Between 10 November and 21 November Sussex Police and Surrey Police ran a surrender during which locals were encouraged to take any unwanted weaponry to a police station to be disposed of.

In Sussex, 58 handguns, 17 rifles, 53 airguns and 104 shotguns were handed in, along with almost 1,000 shotgun cartridges and more than 4,000 bullets and other types of ammunition.

In Surrey, 37 handguns, ten rifles, 10 airguns, eight shotguns and a further 19 other firearms such as imitation weapons were handed in, along with more than 600 shotgun cartridges and more than 300 other rounds of ammunition.

Three hundred guns and weapons handed in Credit: PA

Each of them has been examined and made safe by trained firearms officers.

The surrender was launched as an opportunity for those whose licence had lapsed or who do not hold a license to dispose of their weapons and ammunition safely and without prosecution.

However each weapon may be analysed to determine if it has been used in crime and, if it has, it will be investigated.

The surrender has led to more than 300 firearms being taken out of circulation and although there's no suggestion that any were involved in crime, all of them had the potential to be dangerous if they fell into the wrong hands. I am grateful to all those who handed in firearms and ammunition. They have helped us make Sussex and Surrey even safer by reducing the chance of criminals getting their hands on weapons."

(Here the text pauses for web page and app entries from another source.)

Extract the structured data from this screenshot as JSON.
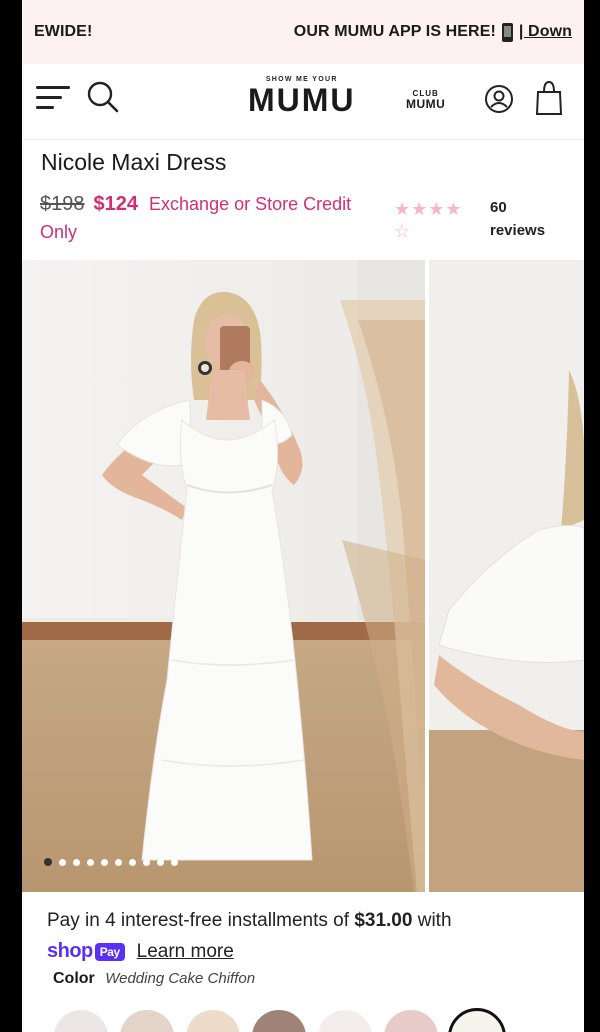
{
  "announcement": {
    "left_text": "EWIDE!",
    "right_text": "OUR MUMU APP IS HERE!",
    "link_text": "| Down"
  },
  "header": {
    "logo_small": "SHOW ME YOUR",
    "logo_big": "MUMU",
    "club_top": "CLUB",
    "club_bottom": "MUMU"
  },
  "product": {
    "title": "Nicole Maxi Dress",
    "old_price": "$198",
    "new_price": "$124",
    "credit_note": "Exchange or Store Credit Only",
    "rating": 4,
    "rating_max": 5,
    "review_count": "60",
    "review_label": "reviews"
  },
  "gallery": {
    "image_count": 10,
    "active_index": 0
  },
  "installments": {
    "text_before": "Pay in 4 interest-free installments of ",
    "amount": "$31.00",
    "text_after": " with",
    "shop_logo": "shop",
    "pay_badge": "Pay",
    "learn_more": "Learn more"
  },
  "color": {
    "label": "Color",
    "value": "Wedding Cake Chiffon",
    "swatches": [
      "#ece6e6",
      "#e5d4c9",
      "#eddcc9",
      "#9e8376",
      "#f3eeeb",
      "#e6cbc8",
      "#f6f4ef"
    ],
    "selected_index": 6
  },
  "colors": {
    "accent": "#d22e73",
    "shop_purple": "#5a31f4",
    "announce_bg": "#fdf1f2"
  }
}
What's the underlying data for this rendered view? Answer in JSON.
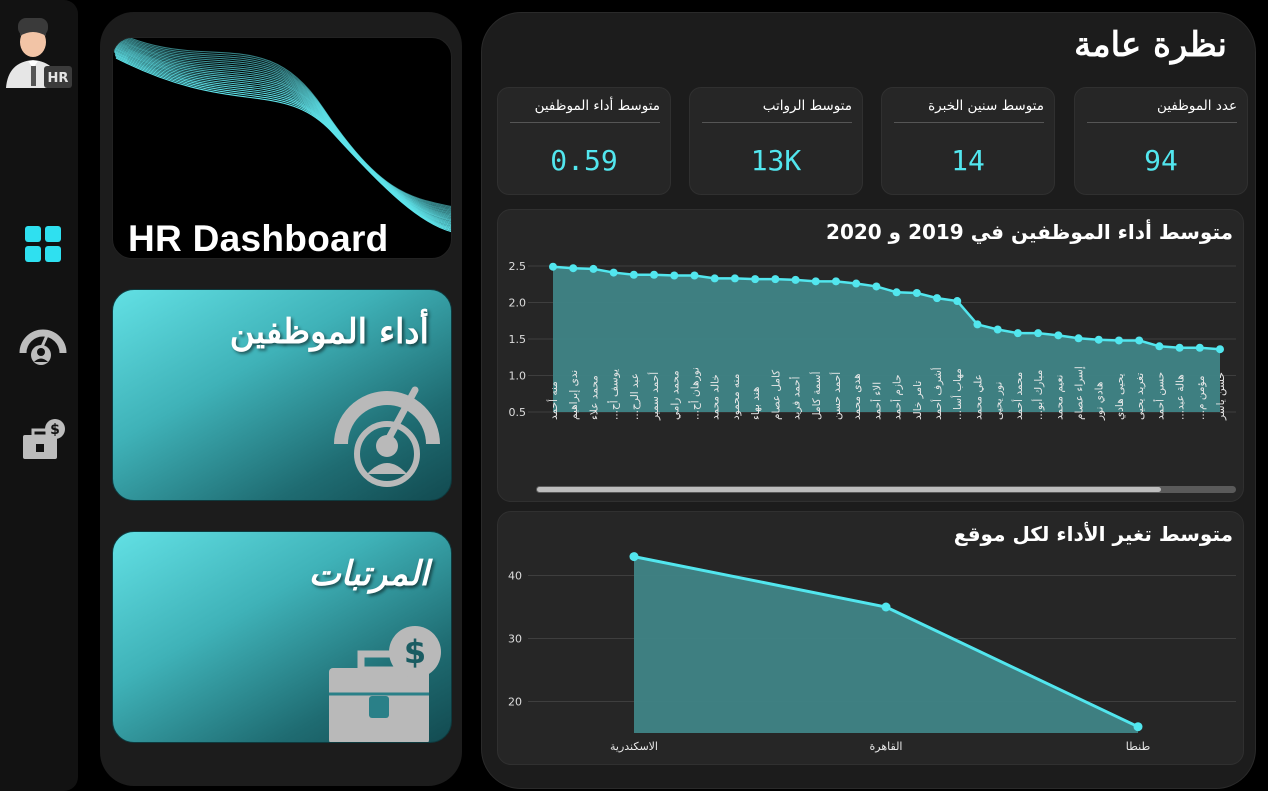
{
  "sidebar": {
    "avatar_badge": "HR",
    "icons": [
      "dashboard-grid-icon",
      "performance-gauge-icon",
      "salary-briefcase-icon"
    ],
    "active_color": "#2fe0f0",
    "inactive_color": "#bdbdbd"
  },
  "banner": {
    "title": "HR Dashboard",
    "accent": "#5fe3ea"
  },
  "nav_cards": {
    "performance": "أداء الموظفين",
    "salaries": "المرتبات"
  },
  "overview": {
    "title": "نظرة عامة",
    "kpis": [
      {
        "label": "عدد الموظفين",
        "value": "94"
      },
      {
        "label": "متوسط سنين الخبرة",
        "value": "14"
      },
      {
        "label": "متوسط الرواتب",
        "value": "13K"
      },
      {
        "label": "متوسط أداء الموظفين",
        "value": "0.59"
      }
    ]
  },
  "chart_data": [
    {
      "type": "area",
      "title": "متوسط أداء الموظفين في 2019 و 2020",
      "ylim": [
        0.5,
        2.5
      ],
      "yticks": [
        "2.5",
        "2.0",
        "1.5",
        "1.0",
        "0.5"
      ],
      "grid": true,
      "color": "#52e6ee",
      "x": [
        "منه أحمد",
        "ندى إبراهيم",
        "محمد علاء",
        "يوسف أح...",
        "عبد الرح...",
        "أحمد سمير",
        "محمد رامي",
        "نورهان أح...",
        "خالد محمد",
        "منه محمود",
        "هند بهاء",
        "كامل عصام",
        "أحمد فريد",
        "أسمة كامل",
        "أحمد حسن",
        "هدى محمد",
        "الاء أحمد",
        "حازم أحمد",
        "تامر خالد",
        "أشرف أحمد",
        "مهاب أسا...",
        "علي محمد",
        "نور يحيى",
        "محمد أحمد",
        "مبارك أبو...",
        "نعيم محمد",
        "إسراء عصام",
        "هادي نور",
        "يحيى هادي",
        "تغريد يحيى",
        "حسن أحمد",
        "هالة عبد...",
        "مؤمن م...",
        "حسن ياسر"
      ],
      "values": [
        2.49,
        2.47,
        2.46,
        2.41,
        2.38,
        2.38,
        2.37,
        2.37,
        2.33,
        2.33,
        2.32,
        2.32,
        2.31,
        2.29,
        2.29,
        2.26,
        2.22,
        2.14,
        2.13,
        2.06,
        2.02,
        1.7,
        1.63,
        1.58,
        1.58,
        1.55,
        1.51,
        1.49,
        1.48,
        1.48,
        1.4,
        1.38,
        1.38,
        1.36
      ]
    },
    {
      "type": "area",
      "title": "متوسط تغير الأداء لكل موقع",
      "ylim": [
        15,
        45
      ],
      "yticks": [
        "40",
        "30",
        "20"
      ],
      "grid": true,
      "color": "#52e6ee",
      "x": [
        "الاسكندرية",
        "القاهرة",
        "طنطا"
      ],
      "values": [
        43,
        35,
        16
      ]
    }
  ]
}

– Chief Superintendent Paul Morrison


Dozens of weapons handed in during amnesty

More than 70 weapons were handed in Credit: ITV

Kent Police’s firearms surrender has been hailed as a success after more than 70 weapons were handed in to officers.

The two-week scheme came to an end on Friday 21 November and coincided with an ACPO-led national campaign.

In total, 73 firearms and a quantity of ammunition were handed in by members of the public including 16 shotguns, 21 air rifles and eight handguns.

Ammunition including pellets and shotgun shells were also given in.

In Kent, officers were on hand at all front counter police stations to accept firearms handed in during the scheme . Gun owners, unable to visit, were able to call 101 and arrange a time for an officer to collect their unwanted weapon.

Kent Police hold firearms surrender

19 weapons and ammunition have been handed in to Kent Police Credit: Kent Police

Gun owners have been taking advantage of Kent Police’s firearms surrender with 19 weapons and a quantity of ammunition handed in during the first week of the scheme.

On Friday 7 November, the force launched the two-week surrender to coincide with the ACPO-led national campaign.

In Kent, officers have been on hand at all front counter police stations to accept firearms handed in during the scheme. Those who are unable to attend front counters are able to call 101 and arrange a time for an officer to visit them to collect their unwanted weapon.

Succesful first weekIn the first week, a total of 19 weapons have been handed in by members of the public, including seven shotguns, a deactivated sub-machine gun, four air rifles and a number of revolvers.

Ammunition, including two boxes of 7.62 rounds, has also been handed in.

"The first week of the surrender has proved to be a success with many people taking the time to contact us to safely dispose of their unwanted firearms. In some cases someone’s gun licence may have expired and in others people have organised clear outs and discovered firearm items they no longer wish to keep. Our focus is to make our communities safer. By removing firearms which are no longer wanted, it stops them from falling into the wrong hands and as we enter the final week of our scheme, I would encourage anyone who owns an unwanted gun or ammunition to hand them into us. Any weapon handed into Kent Police is one which can no longer be used in a crime."

– Assistant Chief Constable Jo Shiner from Kent Police